Q: First off, I just picked up The Ultimate Fat-to-Muscle Workout, and it’s fantastic. I learned so much reading it, which I did at one sitting. Great info and easy-to-understand-and-follow workout, just what I need to kick off a new training program. In the first chapter, you tell the story about Arnold getting ripped and vascular without cardio. Didn’t Mike Mentzer do the same thing but with a lot fewer sets? It’s interesting that their training styles were so different, yet they both got very lean without much, if any, cardio. Do you think a lot of it could be genetics, and us average Joes need more cardio?

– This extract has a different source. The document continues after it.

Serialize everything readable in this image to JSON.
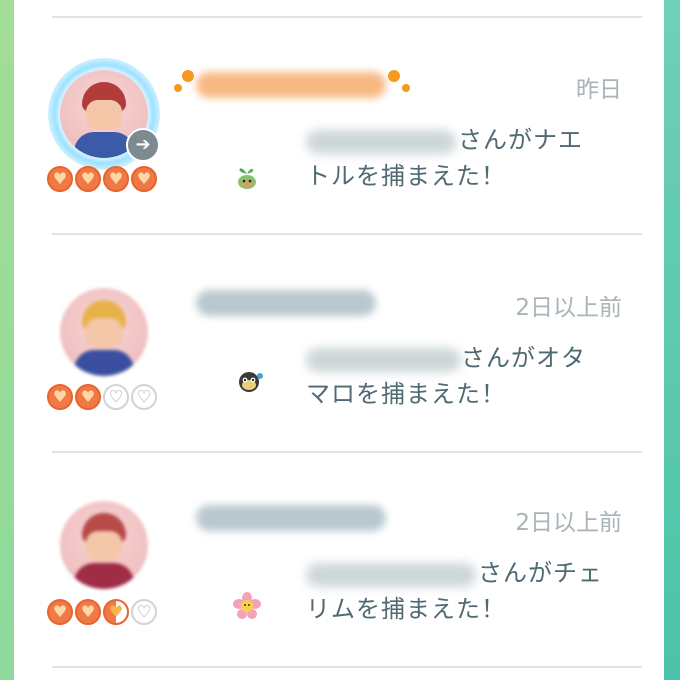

A: While genetics could have something to do with it, it might not have as big an impact as you might think. As far as Arnold vs. Mentzer, The key to both of their hard, ripped conditions without cardio has more to do with exactly what we talk about in your new e-book: muscle microtrauma.
Arnold trained six days a week when he was preparing for a contest, and he used a lot of sets. Volume training will inflict a lot of muscle damage if heavy weights are used and there’s even the slightest emphasis on the negative stroke of each set. Arnold was pretty good at controlling heavy weights, so you can be sure that he piled up the muscle trauma with all of those sets at every workout, so he was burning fat 24/7…
Mentzer, on the other hand, preferred shorter, high-intensity workouts. He would do most of his sets to failure, then add forced reps and negatives. That produced tremendous muscle damage in a few sets. Negatives are especially traumatic, as research indicates. (As we discuss in the Fat-to-Muscle e-book, pure-negative sets with heavy weights have been shown to lengthen the repair process to many weeks in some trainees, which is why we prefer negative-accentuated sets or end-of-set negatives like Mentzer.)
Muscle trauma causes significant fat burning during the muscle-repair process. Like Arnold, Mike was no doubt burning fat continuously as his body fortified and expanded his musculature. Mentzer simply created that muscle damage somewhat more efficiently via extended-set training—and he was rewarded with a fat-to-muscle transition without cardio…
The program we outline in The Ultimate Fat-to-Muscle Workout is between Arnold’s and Mentzer’s—it’s fairly intense, with some negative-accentuated sets along with growth-hormone-inducing sets—GH is a key fat-to-muscle catalyst; however, we suggest slightly more volume than Mentzer recommended, but not the 20 sets per bodypart that Arnold used.
The science behind this training is somewhat ground-breaking and very sound. You can kick-start the fat-to-muscle process by adding a set of negative-accentuated reps—six-second lowering—to most of your bodypart workouts. You’ll feel it—and the soreness you get the next day will tell you you’re burning fat as you repair and build more muscle.
Till next time, train hard—and smart—for BIG results.
—Steve Holman and Jonathan Lawson